OHIO — Photochemical scientists from Bowling Green State University, along with other universities and organizations are working together to take innovation to the next level as they help the U.S. Department of Defense and first responders.

What You Need To Know

  • Scientists worked with Alpha Micron to further develop the company’s core liquid crystal technology in eyewear

  • They developed a way to enhance and stabilize the materials in the glasses when one is exposed to light of great magnitude

  • The eyewear would help to prevent damage to the eyes from things like UV light or laser beams at high altitudes

  • The Ohio Federal Research Network gave a $849,000 grant for the project

“Let's assume that you're looking at things and then if there is a laser beam that is in your vision, it's temporarily going to blind you. That is one aspect of it—how one can prevent these types of unwanted exposure," Dr. Jayaraman Sivaguru, a professor of chemistry at Bowling Green State University, said describing the eyewear.

Sivaguru went on to say this is crucial for those who are first responders and military personnel who may encounter issues with high-intensity radiation. 

He explained that those using the glasses simply have to press a button. When the button is pressed, the lenses go dark immediately, which blocks the intense light that can temporarily blind or damage the eye.
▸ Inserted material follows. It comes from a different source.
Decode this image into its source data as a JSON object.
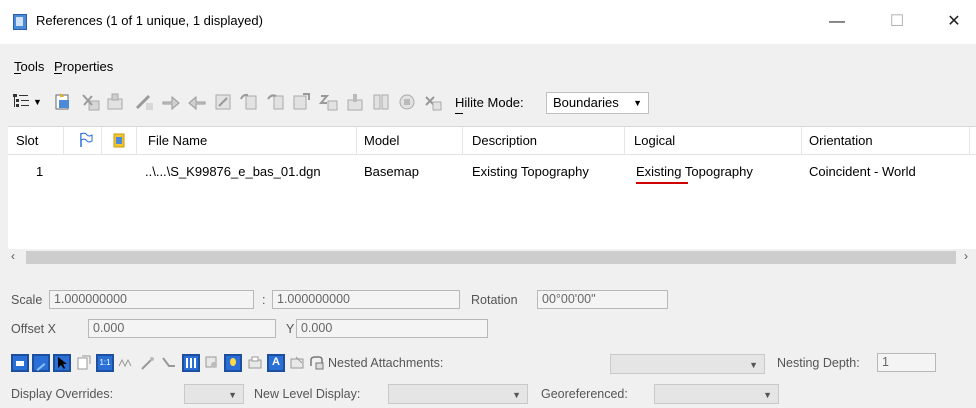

When asked about the work being done and how it fuels innovation of the future, Dr. Sivaguru said, “You can consider this going to other kinds of film technology that one can use, whether it is a window technology or whether it is for application in defense.”

Editor's Note: A previous version of this article misnamed the Ohio Federal Research Network. The error has been corrected. (May 16, 2023)